◆ **Data section**:

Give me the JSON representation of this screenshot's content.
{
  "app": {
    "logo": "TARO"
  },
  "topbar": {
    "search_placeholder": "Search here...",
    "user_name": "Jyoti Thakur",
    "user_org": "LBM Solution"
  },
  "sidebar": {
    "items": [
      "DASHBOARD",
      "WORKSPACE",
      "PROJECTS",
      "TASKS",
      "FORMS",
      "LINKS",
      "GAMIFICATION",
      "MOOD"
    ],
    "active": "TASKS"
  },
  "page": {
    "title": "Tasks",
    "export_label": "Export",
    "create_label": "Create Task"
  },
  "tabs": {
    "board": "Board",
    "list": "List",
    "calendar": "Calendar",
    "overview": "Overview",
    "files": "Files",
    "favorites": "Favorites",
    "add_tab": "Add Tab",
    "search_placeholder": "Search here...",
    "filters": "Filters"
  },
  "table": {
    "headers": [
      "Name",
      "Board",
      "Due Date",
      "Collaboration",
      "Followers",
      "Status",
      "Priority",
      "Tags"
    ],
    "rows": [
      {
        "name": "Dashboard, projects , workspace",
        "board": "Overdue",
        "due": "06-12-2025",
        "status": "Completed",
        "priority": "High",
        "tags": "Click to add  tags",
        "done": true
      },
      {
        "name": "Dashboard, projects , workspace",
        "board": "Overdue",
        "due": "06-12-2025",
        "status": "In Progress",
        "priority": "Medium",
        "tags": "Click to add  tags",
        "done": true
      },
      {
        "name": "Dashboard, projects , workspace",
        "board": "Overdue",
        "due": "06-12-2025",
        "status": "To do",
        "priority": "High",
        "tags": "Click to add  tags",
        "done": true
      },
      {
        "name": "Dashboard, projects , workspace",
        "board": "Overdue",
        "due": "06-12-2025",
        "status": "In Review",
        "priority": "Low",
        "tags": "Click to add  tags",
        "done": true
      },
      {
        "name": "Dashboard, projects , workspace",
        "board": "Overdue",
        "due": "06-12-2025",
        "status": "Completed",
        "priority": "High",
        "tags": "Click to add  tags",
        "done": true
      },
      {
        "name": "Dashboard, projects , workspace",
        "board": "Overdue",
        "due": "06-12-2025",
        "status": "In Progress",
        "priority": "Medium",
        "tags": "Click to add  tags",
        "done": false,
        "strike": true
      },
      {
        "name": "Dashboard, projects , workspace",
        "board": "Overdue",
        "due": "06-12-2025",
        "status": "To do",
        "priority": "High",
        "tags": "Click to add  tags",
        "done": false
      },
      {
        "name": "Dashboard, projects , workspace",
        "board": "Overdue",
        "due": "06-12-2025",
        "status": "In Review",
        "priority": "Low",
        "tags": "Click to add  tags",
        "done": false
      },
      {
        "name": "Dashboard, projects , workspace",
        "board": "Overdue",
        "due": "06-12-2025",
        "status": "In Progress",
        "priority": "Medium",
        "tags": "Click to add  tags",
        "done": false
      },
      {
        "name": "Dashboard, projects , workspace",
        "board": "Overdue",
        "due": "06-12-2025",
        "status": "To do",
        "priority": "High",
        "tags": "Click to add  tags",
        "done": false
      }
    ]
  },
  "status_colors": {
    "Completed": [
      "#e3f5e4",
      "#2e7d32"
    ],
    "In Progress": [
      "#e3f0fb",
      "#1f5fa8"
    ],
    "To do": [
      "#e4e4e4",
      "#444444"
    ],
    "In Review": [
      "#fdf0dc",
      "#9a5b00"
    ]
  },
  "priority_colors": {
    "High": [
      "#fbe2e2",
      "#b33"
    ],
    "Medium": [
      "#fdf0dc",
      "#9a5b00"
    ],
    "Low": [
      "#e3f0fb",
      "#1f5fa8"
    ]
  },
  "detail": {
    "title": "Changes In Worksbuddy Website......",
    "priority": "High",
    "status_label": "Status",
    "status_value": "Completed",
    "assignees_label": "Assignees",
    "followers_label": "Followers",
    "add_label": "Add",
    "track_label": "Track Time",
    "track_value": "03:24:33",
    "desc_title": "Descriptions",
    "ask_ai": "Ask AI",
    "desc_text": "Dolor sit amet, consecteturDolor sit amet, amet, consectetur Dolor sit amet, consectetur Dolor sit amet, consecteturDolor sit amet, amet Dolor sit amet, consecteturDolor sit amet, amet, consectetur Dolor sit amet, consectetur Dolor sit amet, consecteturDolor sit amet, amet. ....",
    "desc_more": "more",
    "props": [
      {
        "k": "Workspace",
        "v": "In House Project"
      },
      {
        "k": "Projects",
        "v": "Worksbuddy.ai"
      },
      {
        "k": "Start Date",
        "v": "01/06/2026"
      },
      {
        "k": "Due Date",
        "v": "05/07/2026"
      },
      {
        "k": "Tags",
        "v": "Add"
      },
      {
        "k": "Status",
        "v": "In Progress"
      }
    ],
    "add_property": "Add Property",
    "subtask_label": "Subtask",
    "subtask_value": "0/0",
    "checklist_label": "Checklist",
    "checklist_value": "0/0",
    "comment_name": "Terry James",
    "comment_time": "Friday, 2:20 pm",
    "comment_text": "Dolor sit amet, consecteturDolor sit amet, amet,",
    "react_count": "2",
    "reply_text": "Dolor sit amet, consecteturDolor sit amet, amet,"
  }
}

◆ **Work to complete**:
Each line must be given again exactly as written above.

◆ **Answer section**:
Give me the JSON representation of this screenshot's content.
{
  "app": {
    "logo": "TARO"
  },
  "topbar": {
    "search_placeholder": "Search here...",
    "user_name": "Jyoti Thakur",
    "user_org": "LBM Solution"
  },
  "sidebar": {
    "items": [
      "DASHBOARD",
      "WORKSPACE",
      "PROJECTS",
      "TASKS",
      "FORMS",
      "LINKS",
      "GAMIFICATION",
      "MOOD"
    ],
    "active": "TASKS"
  },
  "page": {
    "title": "Tasks",
    "export_label": "Export",
    "create_label": "Create Task"
  },
  "tabs": {
    "board": "Board",
    "list": "List",
    "calendar": "Calendar",
    "overview": "Overview",
    "files": "Files",
    "favorites": "Favorites",
    "add_tab": "Add Tab",
    "search_placeholder": "Search here...",
    "filters": "Filters"
  },
  "table": {
    "headers": [
      "Name",
      "Board",
      "Due Date",
      "Collaboration",
      "Followers",
      "Status",
      "Priority",
      "Tags"
    ],
    "rows": [
      {
        "name": "Dashboard, projects , workspace",
        "board": "Overdue",
        "due": "06-12-2025",
        "status": "Completed",
        "priority": "High",
        "tags": "Click to add  tags",
        "done": true
      },
      {
        "name": "Dashboard, projects , workspace",
        "board": "Overdue",
        "due": "06-12-2025",
        "status": "In Progress",
        "priority": "Medium",
        "tags": "Click to add  tags",
        "done": true
      },
      {
        "name": "Dashboard, projects , workspace",
        "board": "Overdue",
        "due": "06-12-2025",
        "status": "To do",
        "priority": "High",
        "tags": "Click to add  tags",
        "done": true
      },
      {
        "name": "Dashboard, projects , workspace",
        "board": "Overdue",
        "due": "06-12-2025",
        "status": "In Review",
        "priority": "Low",
        "tags": "Click to add  tags",
        "done": true
      },
      {
        "name": "Dashboard, projects , workspace",
        "board": "Overdue",
        "due": "06-12-2025",
        "status": "Completed",
        "priority": "High",
        "tags": "Click to add  tags",
        "done": true
      },
      {
        "name": "Dashboard, projects , workspace",
        "board": "Overdue",
        "due": "06-12-2025",
        "status": "In Progress",
        "priority": "Medium",
        "tags": "Click to add  tags",
        "done": false,
        "strike": true
      },
      {
        "name": "Dashboard, projects , workspace",
        "board": "Overdue",
        "due": "06-12-2025",
        "status": "To do",
        "priority": "High",
        "tags": "Click to add  tags",
        "done": false
      },
      {
        "name": "Dashboard, projects , workspace",
        "board": "Overdue",
        "due": "06-12-2025",
        "status": "In Review",
        "priority": "Low",
        "tags": "Click to add  tags",
        "done": false
      },
      {
        "name": "Dashboard, projects , workspace",
        "board": "Overdue",
        "due": "06-12-2025",
        "status": "In Progress",
        "priority": "Medium",
        "tags": "Click to add  tags",
        "done": false
      },
      {
        "name": "Dashboard, projects , workspace",
        "board": "Overdue",
        "due": "06-12-2025",
        "status": "To do",
        "priority": "High",
        "tags": "Click to add  tags",
        "done": false
      }
    ]
  },
  "status_colors": {
    "Completed": [
      "#e3f5e4",
      "#2e7d32"
    ],
    "In Progress": [
      "#e3f0fb",
      "#1f5fa8"
    ],
    "To do": [
      "#e4e4e4",
      "#444444"
    ],
    "In Review": [
      "#fdf0dc",
      "#9a5b00"
    ]
  },
  "priority_colors": {
    "High": [
      "#fbe2e2",
      "#b33"
    ],
    "Medium": [
      "#fdf0dc",
      "#9a5b00"
    ],
    "Low": [
      "#e3f0fb",
      "#1f5fa8"
    ]
  },
  "detail": {
    "title": "Changes In Worksbuddy Website......",
    "priority": "High",
    "status_label": "Status",
    "status_value": "Completed",
    "assignees_label": "Assignees",
    "followers_label": "Followers",
    "add_label": "Add",
    "track_label": "Track Time",
    "track_value": "03:24:33",
    "desc_title": "Descriptions",
    "ask_ai": "Ask AI",
    "desc_text": "Dolor sit amet, consecteturDolor sit amet, amet, consectetur Dolor sit amet, consectetur Dolor sit amet, consecteturDolor sit amet, amet Dolor sit amet, consecteturDolor sit amet, amet, consectetur Dolor sit amet, consectetur Dolor sit amet, consecteturDolor sit amet, amet. ....",
    "desc_more": "more",
    "props": [
      {
        "k": "Workspace",
        "v": "In House Project"
      },
      {
        "k": "Projects",
        "v": "Worksbuddy.ai"
      },
      {
        "k": "Start Date",
        "v": "01/06/2026"
      },
      {
        "k": "Due Date",
        "v": "05/07/2026"
      },
      {
        "k": "Tags",
        "v": "Add"
      },
      {
        "k": "Status",
        "v": "In Progress"
      }
    ],
    "add_property": "Add Property",
    "subtask_label": "Subtask",
    "subtask_value": "0/0",
    "checklist_label": "Checklist",
    "checklist_value": "0/0",
    "comment_name": "Terry James",
    "comment_time": "Friday, 2:20 pm",
    "comment_text": "Dolor sit amet, consecteturDolor sit amet, amet,",
    "react_count": "2",
    "reply_text": "Dolor sit amet, consecteturDolor sit amet, amet,"
  }
}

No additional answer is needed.